Three years of observations from ESA’s CryoSat satellite show that the Antarctic ice sheet is now losing 159 billion tonnes of ice each year – twice as much as when it was last surveyed.
An international group of oceanographers has published new observations that may improve our ability to predict future changes in ice sheet mass.
A joint team of UK and Australian researchers has found that two separate groups of Antarctic octopuses, from the Ross and Weddell seas on different sides of the continent, are almost genetically identical.

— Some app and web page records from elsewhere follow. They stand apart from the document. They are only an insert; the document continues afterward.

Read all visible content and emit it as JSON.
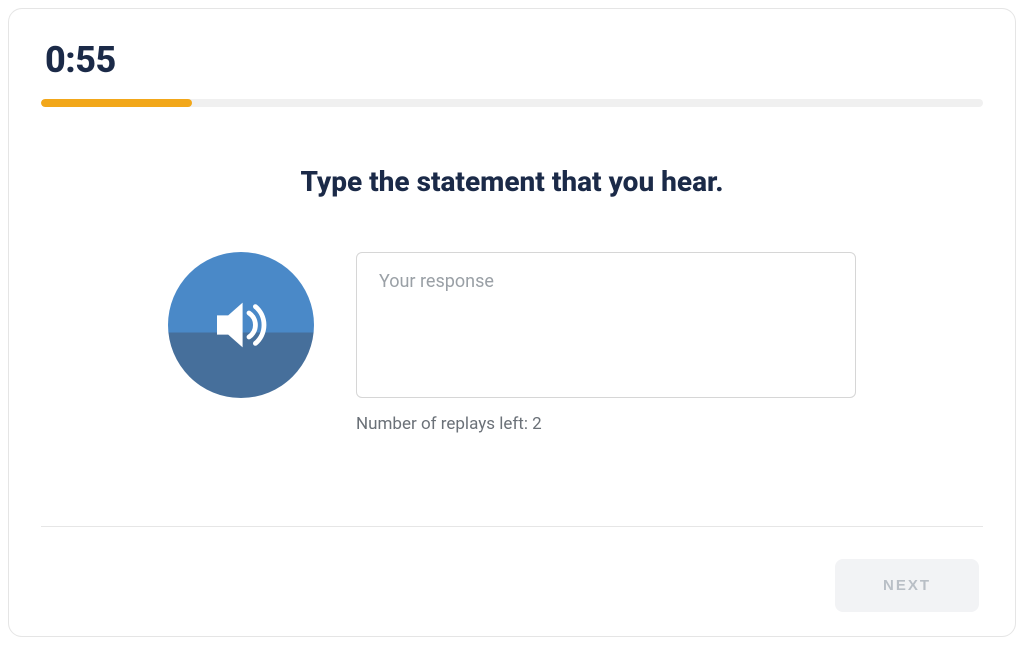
{
  "timer": "0:55",
  "progress_percent": 16,
  "prompt": "Type the statement that you hear.",
  "response": {
    "value": "",
    "placeholder": "Your response"
  },
  "replays_text": "Number of replays left: 2",
  "next_label": "NEXT",
  "colors": {
    "accent": "#f2a71a",
    "dark_text": "#1b2a48",
    "audio_top": "#4a89c8",
    "audio_bottom": "#466f9b"
  }
}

A new study examining nearly 40 years of satellite imagery has revealed that the floating ice shelves of a critical portion of West Antarctica are steadily losing their grip on adjacent bay walls, potentially amplifying an already accelerating loss of ice to the sea.
In October 2011, researchers flying in NASA’s Operation IceBridge campaign made the first-ever detailed, airborne measurements of a major iceberg calving event while it was in progress.
Breathtaking images taken from outer-space by NASA's Operation IceBridge -- the largest airborne survey of Earth's polar ice ever flown -- reveal a 19-mile long, 195 ft.-deep crack across a floating ice shelf in Antarctica that could produce the world’s largest iceberg.
Accelerated melting of two fast-moving outlet glaciers that drain Antarctic ice into the Amundsen Sea Embayment is likely the result, in part, of an increase in sea-surface temperatures in the tropical Pacific Ocean.
After discovering an emerging crack that cuts across a floating ice shelf, NASA's Operation IceBridge has flown a follow-up mission and made the first-ever detailed airborne measurements of a major iceberg calving in progress.
Stronger ocean currents beneath West Antarctica's Pine Island Glacier Ice Shelf are eroding the ice from below, speeding the melting of the glacier as a whole.
Scientists have used ice-penetrating radar to create the first high- resolution topographic map of one of the last uncharted regions of Earth, the Aurora Subglacial Basin, an immense ice-buried lowland in East Antarctica larger than Texas.
- A person who stands up for something, as contrasted to a bystander who remains inactive.
- One of the upright handlebars on a traditional Inuit sled.